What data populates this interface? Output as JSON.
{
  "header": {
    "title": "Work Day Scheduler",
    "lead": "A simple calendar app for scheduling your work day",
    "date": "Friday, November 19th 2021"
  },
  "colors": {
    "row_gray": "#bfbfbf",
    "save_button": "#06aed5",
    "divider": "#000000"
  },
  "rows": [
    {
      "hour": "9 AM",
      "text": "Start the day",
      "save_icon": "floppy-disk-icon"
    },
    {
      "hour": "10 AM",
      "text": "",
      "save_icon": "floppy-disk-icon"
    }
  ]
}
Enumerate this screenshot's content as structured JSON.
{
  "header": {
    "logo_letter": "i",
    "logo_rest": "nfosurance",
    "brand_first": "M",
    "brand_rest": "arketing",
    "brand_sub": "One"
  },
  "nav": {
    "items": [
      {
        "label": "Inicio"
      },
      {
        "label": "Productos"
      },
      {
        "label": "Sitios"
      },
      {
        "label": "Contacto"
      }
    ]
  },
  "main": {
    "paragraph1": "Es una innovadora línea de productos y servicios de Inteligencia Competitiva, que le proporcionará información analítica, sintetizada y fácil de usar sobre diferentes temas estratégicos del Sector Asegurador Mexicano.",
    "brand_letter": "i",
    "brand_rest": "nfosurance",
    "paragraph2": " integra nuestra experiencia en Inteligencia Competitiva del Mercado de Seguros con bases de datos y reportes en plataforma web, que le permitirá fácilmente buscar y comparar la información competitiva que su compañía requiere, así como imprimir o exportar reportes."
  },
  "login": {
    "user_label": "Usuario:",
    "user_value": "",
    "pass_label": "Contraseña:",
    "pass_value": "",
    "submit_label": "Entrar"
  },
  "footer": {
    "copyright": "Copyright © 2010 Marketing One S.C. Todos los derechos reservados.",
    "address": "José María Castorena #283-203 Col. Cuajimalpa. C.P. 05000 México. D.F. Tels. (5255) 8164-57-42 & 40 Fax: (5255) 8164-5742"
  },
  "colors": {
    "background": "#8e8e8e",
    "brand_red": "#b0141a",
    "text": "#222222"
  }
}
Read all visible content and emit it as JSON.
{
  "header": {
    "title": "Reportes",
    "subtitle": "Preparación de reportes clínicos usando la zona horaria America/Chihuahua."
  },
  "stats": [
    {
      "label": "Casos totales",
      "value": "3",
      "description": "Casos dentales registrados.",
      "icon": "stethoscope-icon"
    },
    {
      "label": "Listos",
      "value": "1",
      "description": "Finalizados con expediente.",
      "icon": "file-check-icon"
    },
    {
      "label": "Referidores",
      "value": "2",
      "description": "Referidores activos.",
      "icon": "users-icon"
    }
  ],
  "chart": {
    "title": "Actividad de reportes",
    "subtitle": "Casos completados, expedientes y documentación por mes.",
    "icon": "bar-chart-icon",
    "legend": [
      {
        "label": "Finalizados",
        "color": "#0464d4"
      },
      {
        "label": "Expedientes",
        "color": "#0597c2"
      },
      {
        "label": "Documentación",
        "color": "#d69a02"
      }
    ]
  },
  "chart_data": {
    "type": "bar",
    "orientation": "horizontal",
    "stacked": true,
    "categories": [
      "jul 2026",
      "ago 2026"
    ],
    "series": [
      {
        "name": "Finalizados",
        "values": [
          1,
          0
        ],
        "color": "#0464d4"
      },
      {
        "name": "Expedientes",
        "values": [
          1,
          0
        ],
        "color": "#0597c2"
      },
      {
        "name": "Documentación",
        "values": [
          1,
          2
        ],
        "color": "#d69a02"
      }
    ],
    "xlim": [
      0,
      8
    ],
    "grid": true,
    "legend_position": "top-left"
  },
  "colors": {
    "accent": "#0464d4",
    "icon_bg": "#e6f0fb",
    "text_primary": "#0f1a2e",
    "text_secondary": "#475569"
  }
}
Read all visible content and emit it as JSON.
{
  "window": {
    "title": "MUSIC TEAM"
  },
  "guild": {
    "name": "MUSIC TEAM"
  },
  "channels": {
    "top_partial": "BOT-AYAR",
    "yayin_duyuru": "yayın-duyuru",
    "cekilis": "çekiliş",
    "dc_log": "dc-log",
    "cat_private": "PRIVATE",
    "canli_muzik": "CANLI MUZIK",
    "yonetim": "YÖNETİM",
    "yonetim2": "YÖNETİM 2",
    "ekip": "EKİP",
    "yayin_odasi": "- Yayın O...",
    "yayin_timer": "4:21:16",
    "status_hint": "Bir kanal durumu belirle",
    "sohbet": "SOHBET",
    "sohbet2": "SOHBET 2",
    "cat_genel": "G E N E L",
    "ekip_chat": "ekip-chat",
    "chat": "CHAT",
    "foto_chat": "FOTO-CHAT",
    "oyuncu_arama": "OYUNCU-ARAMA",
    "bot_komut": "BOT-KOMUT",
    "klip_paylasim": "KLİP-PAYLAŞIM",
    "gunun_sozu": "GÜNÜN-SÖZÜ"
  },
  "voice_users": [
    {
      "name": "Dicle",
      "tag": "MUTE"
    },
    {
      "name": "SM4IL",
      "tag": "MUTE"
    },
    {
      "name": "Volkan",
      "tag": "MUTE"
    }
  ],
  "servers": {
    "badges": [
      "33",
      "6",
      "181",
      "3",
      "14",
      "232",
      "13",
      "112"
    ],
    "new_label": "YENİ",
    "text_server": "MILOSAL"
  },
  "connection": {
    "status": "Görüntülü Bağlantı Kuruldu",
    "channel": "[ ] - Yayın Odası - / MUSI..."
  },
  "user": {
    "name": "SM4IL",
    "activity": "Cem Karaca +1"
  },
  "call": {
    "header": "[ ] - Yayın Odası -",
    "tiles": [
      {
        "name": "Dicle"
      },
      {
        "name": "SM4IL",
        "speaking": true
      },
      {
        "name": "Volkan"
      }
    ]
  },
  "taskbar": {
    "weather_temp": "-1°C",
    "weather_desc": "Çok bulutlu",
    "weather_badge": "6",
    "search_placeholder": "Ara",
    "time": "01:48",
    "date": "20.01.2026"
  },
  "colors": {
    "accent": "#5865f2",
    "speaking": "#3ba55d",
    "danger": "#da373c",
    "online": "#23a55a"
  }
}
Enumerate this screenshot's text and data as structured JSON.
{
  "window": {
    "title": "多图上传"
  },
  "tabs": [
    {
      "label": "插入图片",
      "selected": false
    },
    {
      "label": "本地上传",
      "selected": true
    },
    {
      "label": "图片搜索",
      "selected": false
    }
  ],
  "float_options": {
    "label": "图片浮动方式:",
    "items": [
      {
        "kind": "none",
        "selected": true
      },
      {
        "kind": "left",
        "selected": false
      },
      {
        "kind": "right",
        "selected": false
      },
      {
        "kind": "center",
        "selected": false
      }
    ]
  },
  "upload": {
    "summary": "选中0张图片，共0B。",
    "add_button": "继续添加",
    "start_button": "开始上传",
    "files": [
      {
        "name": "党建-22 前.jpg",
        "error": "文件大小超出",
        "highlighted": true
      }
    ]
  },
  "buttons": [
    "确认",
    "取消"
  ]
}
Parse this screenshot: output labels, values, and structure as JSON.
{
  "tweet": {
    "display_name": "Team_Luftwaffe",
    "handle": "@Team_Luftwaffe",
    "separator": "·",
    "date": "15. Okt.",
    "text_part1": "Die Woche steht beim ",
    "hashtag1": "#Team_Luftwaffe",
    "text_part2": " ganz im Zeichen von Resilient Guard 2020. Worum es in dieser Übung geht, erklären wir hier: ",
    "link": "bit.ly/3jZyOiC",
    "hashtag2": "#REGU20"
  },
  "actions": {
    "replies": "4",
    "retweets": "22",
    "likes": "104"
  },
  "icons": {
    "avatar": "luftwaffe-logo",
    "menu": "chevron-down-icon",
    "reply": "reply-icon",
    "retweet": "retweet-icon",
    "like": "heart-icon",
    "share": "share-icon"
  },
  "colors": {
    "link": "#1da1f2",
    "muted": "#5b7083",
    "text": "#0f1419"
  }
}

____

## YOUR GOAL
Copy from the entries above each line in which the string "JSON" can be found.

## ANSWER SPACE
What data populates this interface? Output as JSON.
Enumerate this screenshot's content as structured JSON.
Read all visible content and emit it as JSON.
Read all visible content and emit it as JSON.
Enumerate this screenshot's text and data as structured JSON.
Parse this screenshot: output labels, values, and structure as JSON.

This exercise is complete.